THE IMPORTANCE OF A GOOD HISTORY AND EXAM BEFORE UNDERGOING SPINAL DECOMPRESSION THERAPY
The importance of listening to my patients hit me full in the face this week. On Monday, I had a new patient present with horrendous low back pain. He had been to an Emergency Room the previous day, was examined, sent home, and told to take high doses of Ibuprofen. He came to see me the next day because despite being a tough-as-nails saw mill worker, he could no longer tolerate the pain. Although I see people in terrible pain each and every day I am in the office, this person also presented with........
- BILATERAL SCIATICA: Any time SCIATICA is bilateral, it starts to raise a red flag.
- SADDLE PARESTHESIA: He had abnormal sensation on the inside part of his legs that would come in contact with a saddle if he were riding a horse.
- TESTICULAR ANESTHESIA: He could not feel his testicles.
- ANAL ANESTHESIA: He could not feel it when he wiped his rear end.
- ANAL LEAKAGE: He was leaking feces ---- and could not feel it happening.
Any one of these is a potential Red Flag, but when put all together it is like a huge, glowing, UFO camped out just over your house. I gave this individual a letter outlining my findings that took me two minutes to scrawl on office letterhead. I also told him to go to a different Emergency Room and give the letter to whomever they came in contact with first --- immediately. Mind you, I did not actually do an examination on this person. There was no need. I simply got this information from what he told me during a three minute consultation.
I wrote on the letter that I believed he had CAUDA EQUINA SYNDROME; a serious condition that requires immediate surgical intervention. The cause of the Cauda Equina Syndrome? After having an MRI done, they discovered a tumor pressing on his spinal cord.
His wife called our office yesterday and told Tracy the story, who then relayed it to me. He is scheduled for surgery later this month. Needless to say, she was extremely grateful we actually took the time to listen to them; and then she thanked us for going out of our way to help him get the help that he needed.

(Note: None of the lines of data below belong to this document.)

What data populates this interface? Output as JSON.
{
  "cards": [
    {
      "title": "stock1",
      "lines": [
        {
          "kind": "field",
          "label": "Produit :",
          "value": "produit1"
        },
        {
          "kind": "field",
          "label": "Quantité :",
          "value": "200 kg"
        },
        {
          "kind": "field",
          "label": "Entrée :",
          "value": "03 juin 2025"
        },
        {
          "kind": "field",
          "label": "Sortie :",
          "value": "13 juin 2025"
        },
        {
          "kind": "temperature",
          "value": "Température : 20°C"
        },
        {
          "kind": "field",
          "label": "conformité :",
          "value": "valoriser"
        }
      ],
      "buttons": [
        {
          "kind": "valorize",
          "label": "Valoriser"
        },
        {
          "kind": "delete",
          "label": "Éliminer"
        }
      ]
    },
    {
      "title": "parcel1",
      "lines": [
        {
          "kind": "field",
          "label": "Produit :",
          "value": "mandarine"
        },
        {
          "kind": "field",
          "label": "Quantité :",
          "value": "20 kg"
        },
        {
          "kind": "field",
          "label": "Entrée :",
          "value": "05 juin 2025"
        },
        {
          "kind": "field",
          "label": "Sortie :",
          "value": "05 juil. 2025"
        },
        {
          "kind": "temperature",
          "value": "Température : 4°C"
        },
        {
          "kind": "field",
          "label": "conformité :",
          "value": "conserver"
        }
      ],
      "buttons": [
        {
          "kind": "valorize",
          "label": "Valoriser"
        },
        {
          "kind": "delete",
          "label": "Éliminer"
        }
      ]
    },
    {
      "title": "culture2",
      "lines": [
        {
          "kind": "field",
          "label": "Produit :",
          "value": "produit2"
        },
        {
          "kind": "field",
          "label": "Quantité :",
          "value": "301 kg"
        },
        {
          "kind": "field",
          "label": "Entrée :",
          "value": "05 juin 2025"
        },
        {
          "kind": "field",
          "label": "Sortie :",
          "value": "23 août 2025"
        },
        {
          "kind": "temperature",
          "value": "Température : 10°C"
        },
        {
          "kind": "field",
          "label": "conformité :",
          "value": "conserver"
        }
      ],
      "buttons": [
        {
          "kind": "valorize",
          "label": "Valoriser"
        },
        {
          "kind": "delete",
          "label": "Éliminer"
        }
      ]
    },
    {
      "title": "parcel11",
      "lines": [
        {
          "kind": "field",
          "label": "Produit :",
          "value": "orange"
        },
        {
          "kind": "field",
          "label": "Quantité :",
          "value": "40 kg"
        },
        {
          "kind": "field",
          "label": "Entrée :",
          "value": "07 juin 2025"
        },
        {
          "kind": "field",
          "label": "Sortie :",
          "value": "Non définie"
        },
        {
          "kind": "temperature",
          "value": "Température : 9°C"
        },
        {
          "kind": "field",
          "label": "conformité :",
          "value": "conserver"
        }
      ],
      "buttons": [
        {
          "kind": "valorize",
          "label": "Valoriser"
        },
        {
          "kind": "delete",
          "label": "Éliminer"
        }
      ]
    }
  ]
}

Interestingly enough, I had another patient whom I examined yesterday and who will start her Decompression Protocol on Monday. She was excited because someone had actually "examined" her in a thorough fashion as opposed to a tap of her reflexes, bend forward, and here's a prescription for pain pills, muscle relaxers, and anti-inflammatory drugs. Unlike him, I am completely convinced she is a GOOD CANDIDATE for Spinal Decompression and will get dramatically better with a good SPINAL DECOMPRESSION PROTOCOL.